The difference between mortality and immortality will become fuzzier in the future. Humans may achieve a certain kind of immortality by having their brains uploaded into a virtual reality when they are physically dead (or transformed into a cyborg, whichever comes first). This of course is based on the assumption that one can still experience a continuous life, having nothing left but a brain, and that this brain can be uploaded to some renewable medium…highly-debatable at this early juncture. But let’s roll with it anyway. I can imagine that a 100-year old future human might engage in sex with all the vigor and muscle tone associated with youth (think Jake Sully in Avatar who got his legs back as a Na’vi). Think of this youthful sex…but with the imagination, wisdom, and capacity for love that only a 100-year-old could possess.

I’m a software guy, not a hardware guy, so I can’t say much about nanobots and teledildonics and other technological enhancements of human physicality.
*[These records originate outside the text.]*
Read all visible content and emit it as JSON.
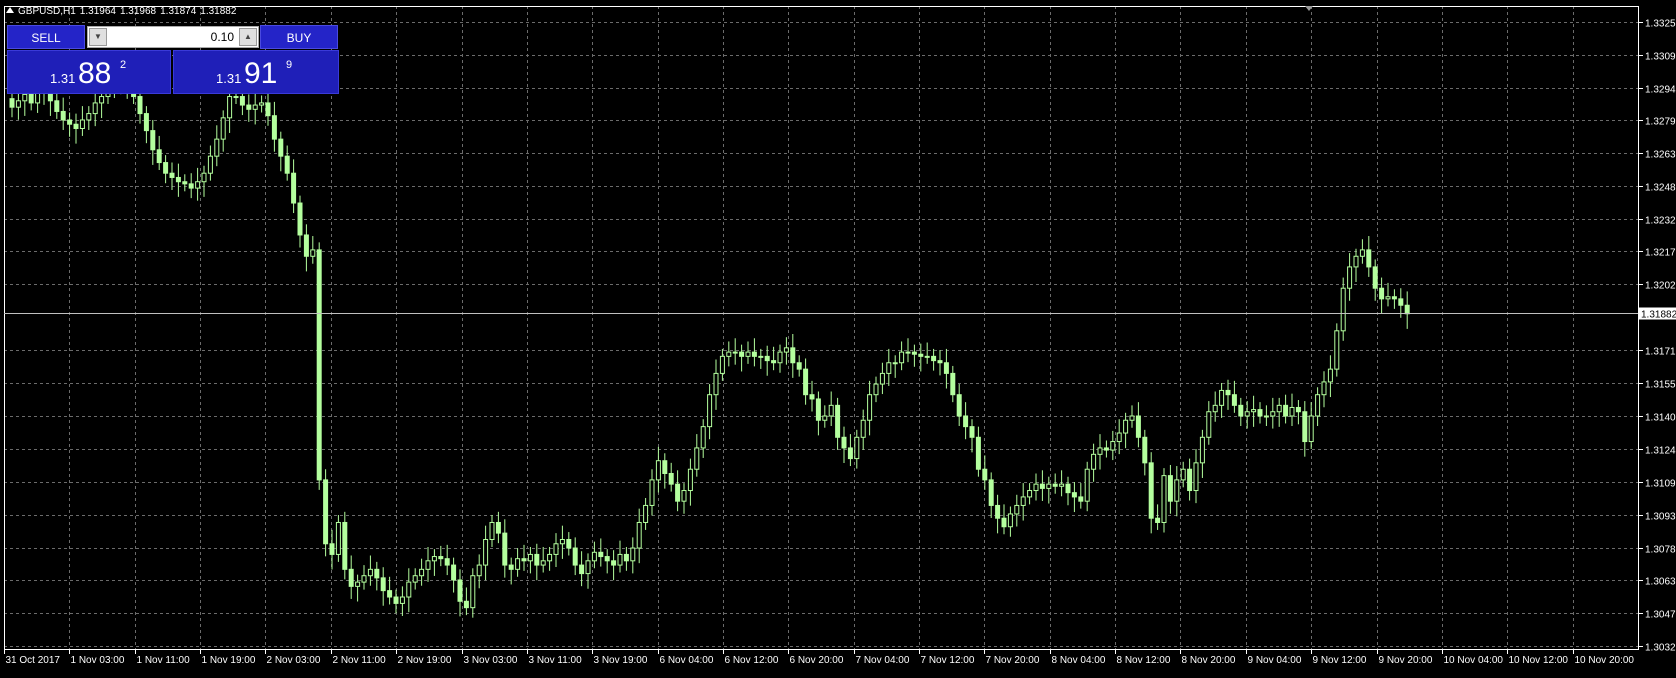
{
  "header": {
    "symbol": "GBPUSD,H1",
    "open": "1.31964",
    "high": "1.31968",
    "low": "1.31874",
    "close": "1.31882"
  },
  "trade_panel": {
    "sell_label": "SELL",
    "buy_label": "BUY",
    "lot_value": "0.10",
    "sell_price_prefix": "1.31",
    "sell_price_big": "88",
    "sell_price_sup": "2",
    "buy_price_prefix": "1.31",
    "buy_price_big": "91",
    "buy_price_sup": "9"
  },
  "colors": {
    "background": "#000000",
    "grid": "#6b6b6b",
    "axis": "#ffffff",
    "candle": "#b4ff9e",
    "bid_line": "#c0c0c0",
    "trade_button": "#2424c8"
  },
  "chart_data": {
    "type": "candlestick",
    "timeframe": "H1",
    "ylim": [
      1.3032,
      1.3325
    ],
    "y_ticks": [
      "1.33250",
      "1.33095",
      "1.32940",
      "1.32790",
      "1.32635",
      "1.32480",
      "1.32325",
      "1.32175",
      "1.32020",
      "1.31710",
      "1.31555",
      "1.31400",
      "1.31245",
      "1.31090",
      "1.30935",
      "1.30780",
      "1.30630",
      "1.30475",
      "1.30320"
    ],
    "current_price": "1.31882",
    "x_ticks": [
      "31 Oct 2017",
      "1 Nov 03:00",
      "1 Nov 11:00",
      "1 Nov 19:00",
      "2 Nov 03:00",
      "2 Nov 11:00",
      "2 Nov 19:00",
      "3 Nov 03:00",
      "3 Nov 11:00",
      "3 Nov 19:00",
      "6 Nov 04:00",
      "6 Nov 12:00",
      "6 Nov 20:00",
      "7 Nov 04:00",
      "7 Nov 12:00",
      "7 Nov 20:00",
      "8 Nov 04:00",
      "8 Nov 12:00",
      "8 Nov 20:00",
      "9 Nov 04:00",
      "9 Nov 12:00",
      "9 Nov 20:00",
      "10 Nov 04:00",
      "10 Nov 12:00",
      "10 Nov 20:00"
    ],
    "close_path": [
      1.3285,
      1.3288,
      1.3291,
      1.3287,
      1.3292,
      1.3294,
      1.3288,
      1.3283,
      1.3279,
      1.3277,
      1.3275,
      1.3279,
      1.3282,
      1.3287,
      1.329,
      1.3294,
      1.3297,
      1.33,
      1.3296,
      1.329,
      1.3282,
      1.3274,
      1.3265,
      1.3259,
      1.3254,
      1.3252,
      1.325,
      1.3249,
      1.3247,
      1.325,
      1.3254,
      1.3262,
      1.327,
      1.328,
      1.329,
      1.329,
      1.3286,
      1.3284,
      1.3286,
      1.3287,
      1.3281,
      1.327,
      1.3262,
      1.3254,
      1.324,
      1.3225,
      1.3215,
      1.3218,
      1.311,
      1.308,
      1.3075,
      1.309,
      1.3068,
      1.306,
      1.3062,
      1.3065,
      1.3068,
      1.3064,
      1.3058,
      1.3055,
      1.3052,
      1.3055,
      1.3062,
      1.3065,
      1.3068,
      1.3072,
      1.3074,
      1.3073,
      1.307,
      1.3063,
      1.3053,
      1.305,
      1.3065,
      1.307,
      1.3082,
      1.309,
      1.3085,
      1.307,
      1.3068,
      1.3073,
      1.3072,
      1.3075,
      1.307,
      1.3072,
      1.3075,
      1.308,
      1.3082,
      1.3078,
      1.307,
      1.3066,
      1.3072,
      1.3076,
      1.3074,
      1.3072,
      1.307,
      1.3075,
      1.3072,
      1.3078,
      1.309,
      1.3098,
      1.311,
      1.3119,
      1.3113,
      1.3108,
      1.31,
      1.3105,
      1.3115,
      1.3125,
      1.3135,
      1.315,
      1.316,
      1.3168,
      1.317,
      1.317,
      1.3168,
      1.317,
      1.3168,
      1.3168,
      1.3166,
      1.3165,
      1.317,
      1.3172,
      1.3165,
      1.3162,
      1.315,
      1.3148,
      1.3138,
      1.314,
      1.3145,
      1.313,
      1.3125,
      1.312,
      1.313,
      1.3138,
      1.315,
      1.3155,
      1.316,
      1.3165,
      1.3165,
      1.317,
      1.317,
      1.3169,
      1.3168,
      1.3168,
      1.3166,
      1.3165,
      1.316,
      1.315,
      1.314,
      1.3135,
      1.313,
      1.3115,
      1.311,
      1.3098,
      1.3092,
      1.3088,
      1.3094,
      1.3098,
      1.3102,
      1.3105,
      1.3108,
      1.3106,
      1.3108,
      1.3107,
      1.3108,
      1.3104,
      1.3102,
      1.31,
      1.3115,
      1.3122,
      1.3125,
      1.3124,
      1.3128,
      1.3132,
      1.3138,
      1.314,
      1.313,
      1.3118,
      1.3092,
      1.309,
      1.3112,
      1.31,
      1.311,
      1.3115,
      1.3105,
      1.3118,
      1.313,
      1.3142,
      1.3145,
      1.3152,
      1.315,
      1.3145,
      1.314,
      1.3142,
      1.3143,
      1.314,
      1.314,
      1.3142,
      1.3145,
      1.314,
      1.3144,
      1.3142,
      1.3128,
      1.314,
      1.315,
      1.3156,
      1.3162,
      1.318,
      1.32,
      1.321,
      1.3215,
      1.3218,
      1.321,
      1.32,
      1.3195,
      1.3196,
      1.3195,
      1.3192,
      1.3188
    ]
  }
}
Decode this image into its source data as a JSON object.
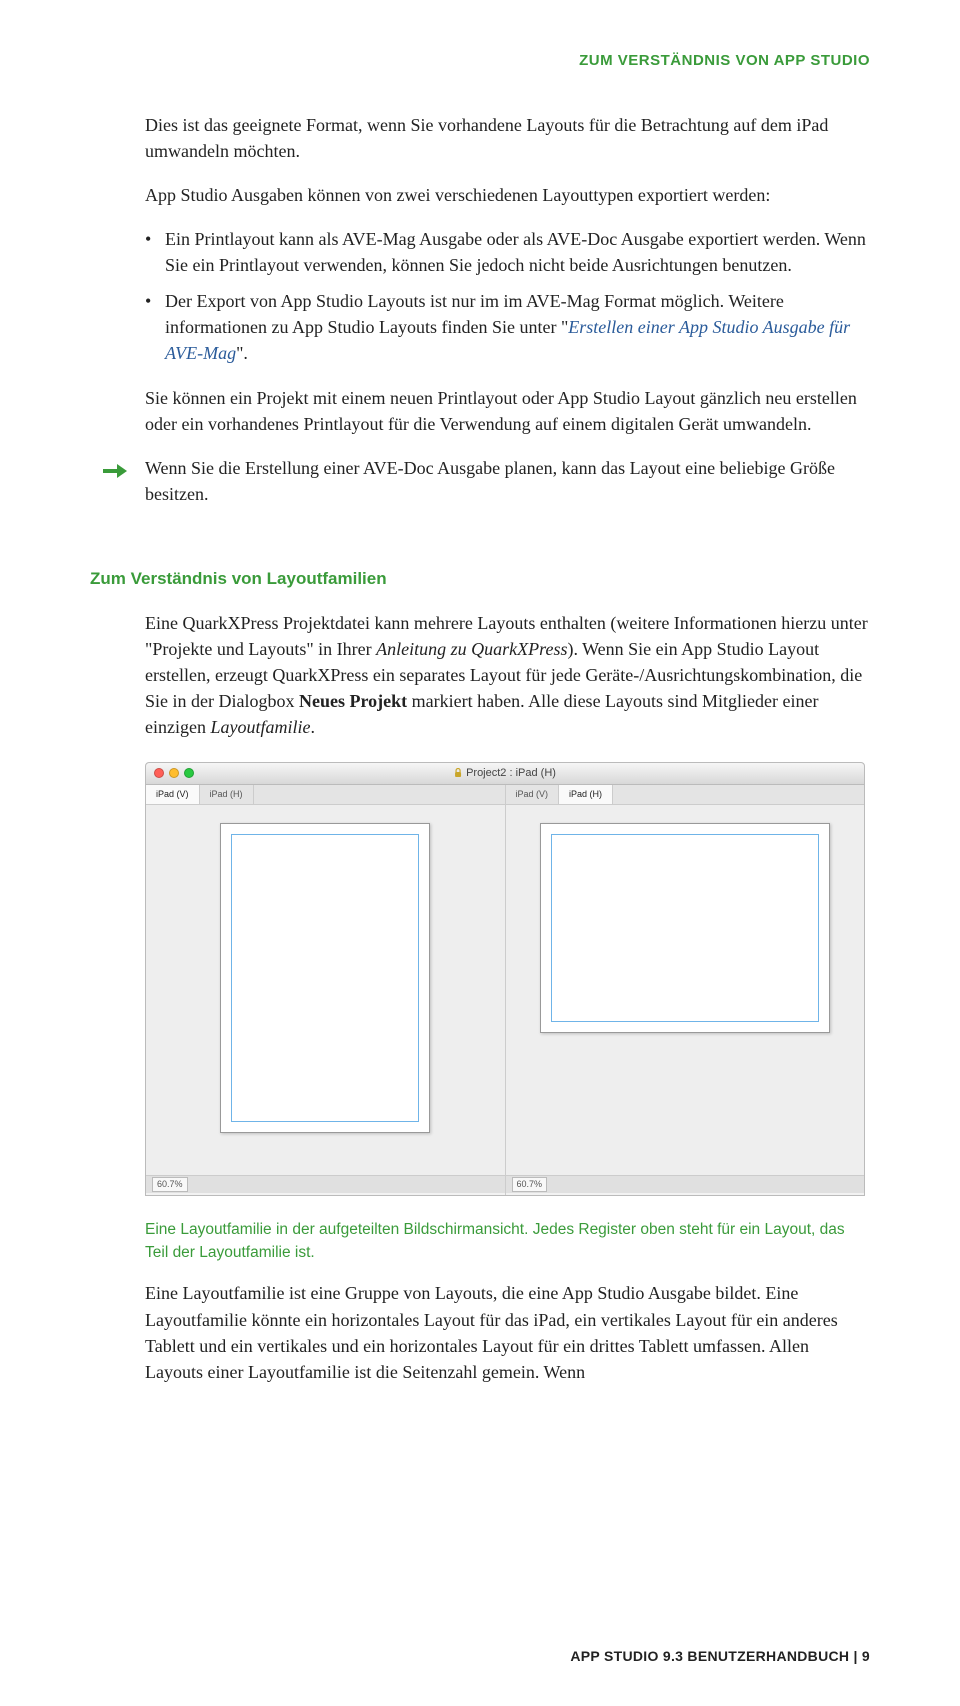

But I can imagine that given the appropriate virtual reality enhancements, I could experience something akin to being a female. If nanobots are indeed a part of our future, they might be able to stimulate the brain chemistry and bodily sensation associated with female thoughts and feelings.

Is this a good thing? It is a bit creepy. But I say it is a good thing. Here’s why: human imagination has no limits. Human creativity knows no bounds. The desire to understand how others experience the world is based on empathy and natural social bonding. Technology can be used for this purpose.

An earlier blog post I wrote explores the question of how we might experience non-human embodiment, and body language, through future virtual reality technology. Within the realm of human society, there are still a lot of experiences and perspectives that can be shared. It might help us understand each other a bit better. Empathy could be technologically-enhanced; generated through simulation and virtuality.

And it might make for some awesome sex.

One can only imagine. (That’ll have to do for now).

Here’s a piece by Robert Weiss about the pros and cons of virtual sex.